YOU ARE HERE: LAT HomeCollections

Company Town

Dana Giacchetto Pleads Guilty in Fraud Case

Courts: Financial advisor to stars makes deal with prosecutors, admitting he took up to $10 million. He faces a prison term and a fine.


Dana Giacchetto, the boyish investment advisor to the stars entrusted with the money of such hot young actors as Leonardo DiCaprio, Cameron Diaz and Ben Affleck, pleaded guilty Wednesday to one count of investment fraud for misappropriating as much as $10 million from his clients' accounts.

Under his plea agreement with federal authorities, Giacchetto's prison sentence will range from 46 to 57 months.
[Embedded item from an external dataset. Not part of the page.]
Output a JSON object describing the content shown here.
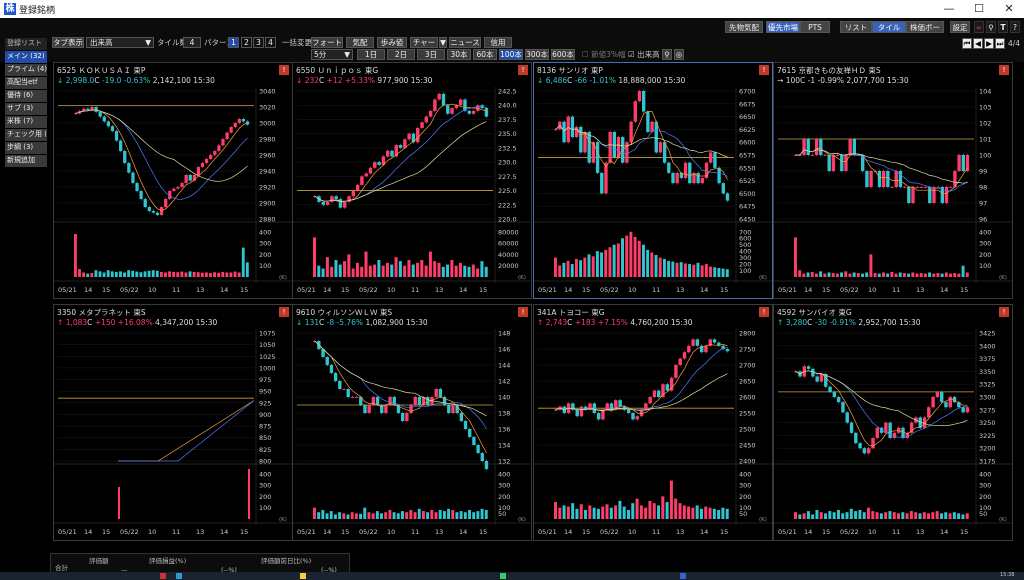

That means his actual sentence will probably come to more than three years in prison because federal laws require felons to serve at least 85% of their sentences. Giacchetto's lawyer, Ronald P. Fischetti, said that Giacchetto will receive credit for the time he has spent in jail since his arrest April 12.

Headquartered in a trendy New York SoHo loft, Giacchetto, 37, once counted as close friends Hollywood heavyweights ranging from DiCaprio to manager Michael Ovitz. He forged close ties to Hollywood, especially with young stars who also included Courteney Cox Arquette, and he invested money for agents and clients of the powerful Creative Artists Agency in Beverly Hills. He enjoyed close relationships with artists such as George Condo and Ross Bleckner.

Ironically, his selling point was a reputation as a conservative investor.

But in signing his plea agreement, Giacchetto acknowledged that he looted $5 million to $10 million from the accounts, although Fischetti predicted that number will be revised downward once the losses are tallied.

Fischetti added that Giacchetto's entertainment industry friends have all abandoned him, even ones who made money investing through Giacchetto.

"I guess that's Hollywood," he said.

Separately, sources confirmed that two institutions that handled client money for Giacchetto--Boston-based U.S. Trust and Chase Manhattan Bank's Brown & Co. brokerage--have been quietly settling claims from Giacchetto investors to head off lawsuits in the wake of criticism that they were overly lax in handling the funds.

Lawyers for both institutions declined to comment. But David Comarow, who represents two Giacchetto clients, artists Robert Ginder and Cara Wood Ginder, confirmed that the Ginders reached a confidential settlement with both companies that he described as "fair and equitable."

In a tearful speech in U.S. District Court in Manhattan, Giacchetto said he started his operation to empower artists financially, but that it grew too large and out of control. He also noted that he was active in charitable causes.

But he also acknowledged that he improperly used client money to pay bills for his company, the Cassandra Group, to replenish funds from clients whose accounts he had previously tapped into and to pay his own bills and expenses.

Authorities had alleged that Giacchetto engaged in an elaborate check-kiting scheme in which he would improperly tap into client accounts, ordering checks from Brown & Co. made out to his clients but delivered to him. He was then able to cash them at Citizens Bank, which has since been bought by U.S. Trust, even though they were made out to others, including such well-known celebrities as Matt Damon, Ben Stiller and the rock group Phish.

Authorities allege that Giacchetto spent money on a wide variety of expenses including loft space, payroll, public relations fees and credit card bills. In previous court filings, authorities accused Giacchetto of squandering client money on such things as $120,000 in hotel bills, including $80,000 for 10 suites at the Chateau Marmont in West Hollywood. Giacchetto also allegedly spent $100,000 on airline tickets, $55,000 in restaurant tabs and $8,000 in helicopter flights, court papers allege.

Giacchetto is scheduled to be sentenced Nov. 3. He also faces a fine of $10,000 to $100,000.

Giacchetto had been facing five criminal counts as well as a civil lawsuit filed by the Securities and Exchange Commission. Sources said the SEC charges will likely be settled as well, now that the criminal plea has been entered.

Los Angeles Times Articles